■ DESCRIPTION OF THE TASK:
Reproduce each record below in full, word for word, without images.

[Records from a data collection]
%%

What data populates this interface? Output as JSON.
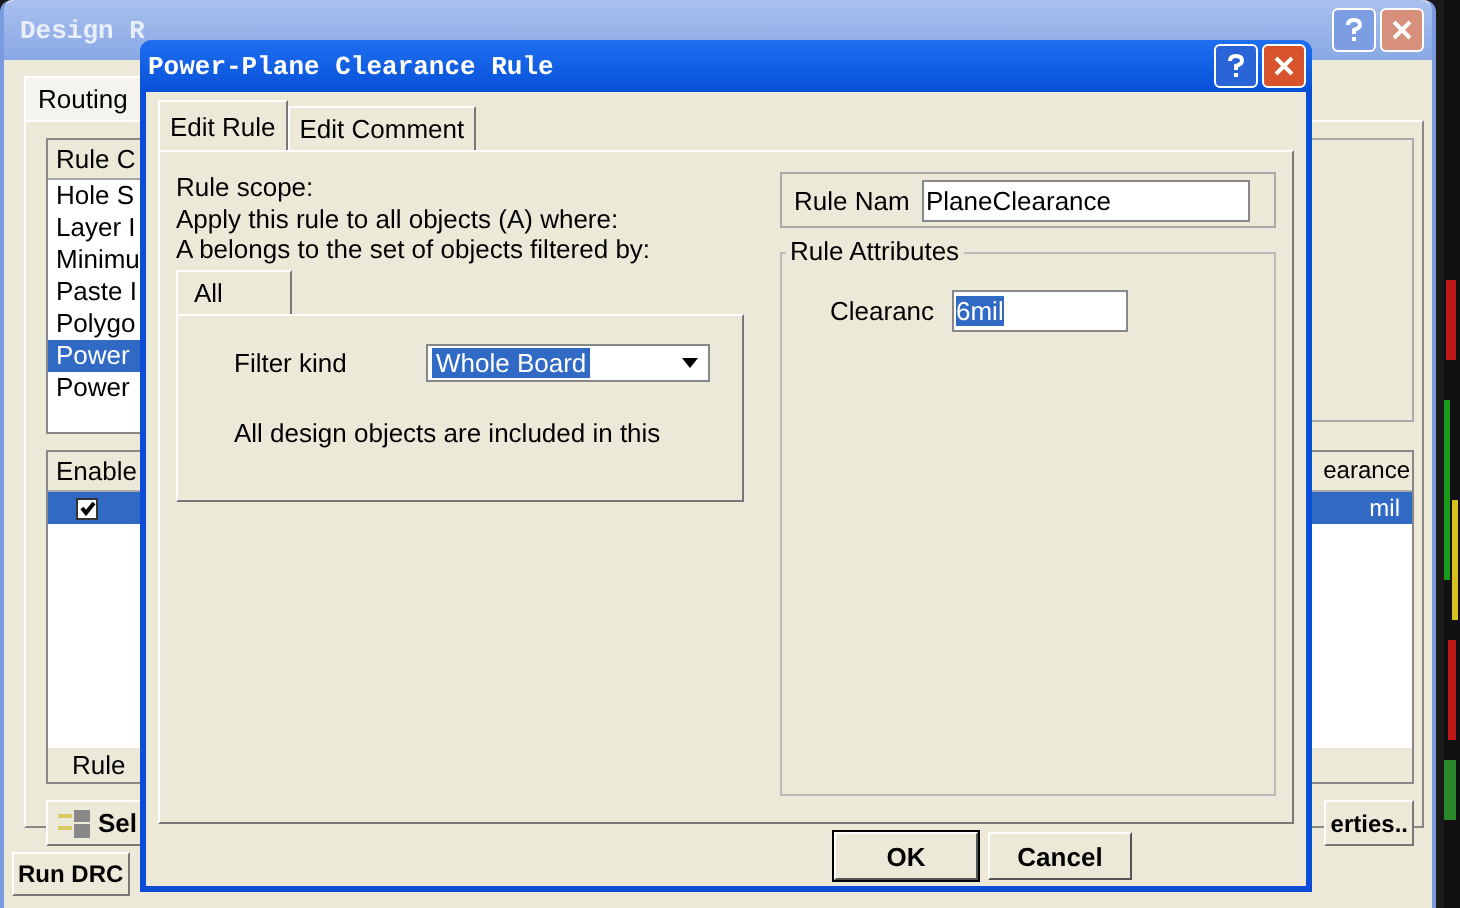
{
  "background_window": {
    "title": "Design R",
    "tabs": [
      {
        "label": "Routing",
        "selected": true
      }
    ],
    "rule_classes": {
      "header": "Rule C",
      "items": [
        {
          "label": "Hole S",
          "selected": false
        },
        {
          "label": "Layer I",
          "selected": false
        },
        {
          "label": "Minimu",
          "selected": false
        },
        {
          "label": "Paste I",
          "selected": false
        },
        {
          "label": "Polygo",
          "selected": false
        },
        {
          "label": "Power",
          "selected": true
        },
        {
          "label": "Power",
          "selected": false
        }
      ]
    },
    "rules_table": {
      "columns": [
        "Enable",
        "earance"
      ],
      "rows": [
        {
          "enabled": true,
          "column_2": "mil",
          "selected": true
        }
      ],
      "footer": "Rule"
    },
    "select_button": "Sel",
    "properties_button": "erties..",
    "run_drc_button": "Run DRC"
  },
  "dialog": {
    "title": "Power-Plane Clearance Rule",
    "tabs": [
      {
        "label": "Edit Rule",
        "selected": true
      },
      {
        "label": "Edit Comment",
        "selected": false
      }
    ],
    "scope_lines": [
      "Rule scope:",
      "Apply this rule to all objects (A) where:",
      "A belongs to the set of objects filtered by:"
    ],
    "filter_tabs": [
      {
        "label": "All",
        "selected": true
      }
    ],
    "filter_kind_label": "Filter kind",
    "filter_kind_value": "Whole Board",
    "filter_description": "All design objects are included in this",
    "rule_name_label": "Rule Nam",
    "rule_name_value": "PlaneClearance",
    "attributes_title": "Rule Attributes",
    "clearance_label": "Clearanc",
    "clearance_value": "6mil",
    "buttons": [
      "OK",
      "Cancel"
    ]
  }
}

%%

■ ANSWER SPACE:
What data populates this interface? Output as JSON.
{
  "background_window": {
    "title": "Design R",
    "tabs": [
      {
        "label": "Routing",
        "selected": true
      }
    ],
    "rule_classes": {
      "header": "Rule C",
      "items": [
        {
          "label": "Hole S",
          "selected": false
        },
        {
          "label": "Layer I",
          "selected": false
        },
        {
          "label": "Minimu",
          "selected": false
        },
        {
          "label": "Paste I",
          "selected": false
        },
        {
          "label": "Polygo",
          "selected": false
        },
        {
          "label": "Power",
          "selected": true
        },
        {
          "label": "Power",
          "selected": false
        }
      ]
    },
    "rules_table": {
      "columns": [
        "Enable",
        "earance"
      ],
      "rows": [
        {
          "enabled": true,
          "column_2": "mil",
          "selected": true
        }
      ],
      "footer": "Rule"
    },
    "select_button": "Sel",
    "properties_button": "erties..",
    "run_drc_button": "Run DRC"
  },
  "dialog": {
    "title": "Power-Plane Clearance Rule",
    "tabs": [
      {
        "label": "Edit Rule",
        "selected": true
      },
      {
        "label": "Edit Comment",
        "selected": false
      }
    ],
    "scope_lines": [
      "Rule scope:",
      "Apply this rule to all objects (A) where:",
      "A belongs to the set of objects filtered by:"
    ],
    "filter_tabs": [
      {
        "label": "All",
        "selected": true
      }
    ],
    "filter_kind_label": "Filter kind",
    "filter_kind_value": "Whole Board",
    "filter_description": "All design objects are included in this",
    "rule_name_label": "Rule Nam",
    "rule_name_value": "PlaneClearance",
    "attributes_title": "Rule Attributes",
    "clearance_label": "Clearanc",
    "clearance_value": "6mil",
    "buttons": [
      "OK",
      "Cancel"
    ]
  }
}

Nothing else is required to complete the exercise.